[Source data]
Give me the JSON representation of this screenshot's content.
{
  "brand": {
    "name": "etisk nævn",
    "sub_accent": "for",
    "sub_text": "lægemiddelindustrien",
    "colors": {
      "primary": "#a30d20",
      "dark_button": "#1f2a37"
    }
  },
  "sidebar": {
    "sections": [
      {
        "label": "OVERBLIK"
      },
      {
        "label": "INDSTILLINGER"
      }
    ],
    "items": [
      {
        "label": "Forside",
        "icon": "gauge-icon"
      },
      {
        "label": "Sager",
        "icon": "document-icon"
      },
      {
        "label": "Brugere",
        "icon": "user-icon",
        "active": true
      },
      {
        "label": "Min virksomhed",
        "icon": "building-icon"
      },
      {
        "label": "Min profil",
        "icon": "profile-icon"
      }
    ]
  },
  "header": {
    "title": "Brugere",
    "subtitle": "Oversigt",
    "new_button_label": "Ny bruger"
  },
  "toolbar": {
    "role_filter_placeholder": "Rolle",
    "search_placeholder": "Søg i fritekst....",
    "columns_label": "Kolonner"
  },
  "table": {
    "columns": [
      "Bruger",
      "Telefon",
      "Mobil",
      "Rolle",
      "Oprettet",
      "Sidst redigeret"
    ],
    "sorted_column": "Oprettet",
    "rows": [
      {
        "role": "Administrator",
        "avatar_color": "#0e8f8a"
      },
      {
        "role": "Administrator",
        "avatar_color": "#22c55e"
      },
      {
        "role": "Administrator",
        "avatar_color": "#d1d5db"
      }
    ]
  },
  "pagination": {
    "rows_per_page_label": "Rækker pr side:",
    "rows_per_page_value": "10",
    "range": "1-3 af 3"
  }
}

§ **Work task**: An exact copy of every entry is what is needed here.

§ **Response area**:
Give me the JSON representation of this screenshot's content.
{
  "brand": {
    "name": "etisk nævn",
    "sub_accent": "for",
    "sub_text": "lægemiddelindustrien",
    "colors": {
      "primary": "#a30d20",
      "dark_button": "#1f2a37"
    }
  },
  "sidebar": {
    "sections": [
      {
        "label": "OVERBLIK"
      },
      {
        "label": "INDSTILLINGER"
      }
    ],
    "items": [
      {
        "label": "Forside",
        "icon": "gauge-icon"
      },
      {
        "label": "Sager",
        "icon": "document-icon"
      },
      {
        "label": "Brugere",
        "icon": "user-icon",
        "active": true
      },
      {
        "label": "Min virksomhed",
        "icon": "building-icon"
      },
      {
        "label": "Min profil",
        "icon": "profile-icon"
      }
    ]
  },
  "header": {
    "title": "Brugere",
    "subtitle": "Oversigt",
    "new_button_label": "Ny bruger"
  },
  "toolbar": {
    "role_filter_placeholder": "Rolle",
    "search_placeholder": "Søg i fritekst....",
    "columns_label": "Kolonner"
  },
  "table": {
    "columns": [
      "Bruger",
      "Telefon",
      "Mobil",
      "Rolle",
      "Oprettet",
      "Sidst redigeret"
    ],
    "sorted_column": "Oprettet",
    "rows": [
      {
        "role": "Administrator",
        "avatar_color": "#0e8f8a"
      },
      {
        "role": "Administrator",
        "avatar_color": "#22c55e"
      },
      {
        "role": "Administrator",
        "avatar_color": "#d1d5db"
      }
    ]
  },
  "pagination": {
    "rows_per_page_label": "Rækker pr side:",
    "rows_per_page_value": "10",
    "range": "1-3 af 3"
  }
}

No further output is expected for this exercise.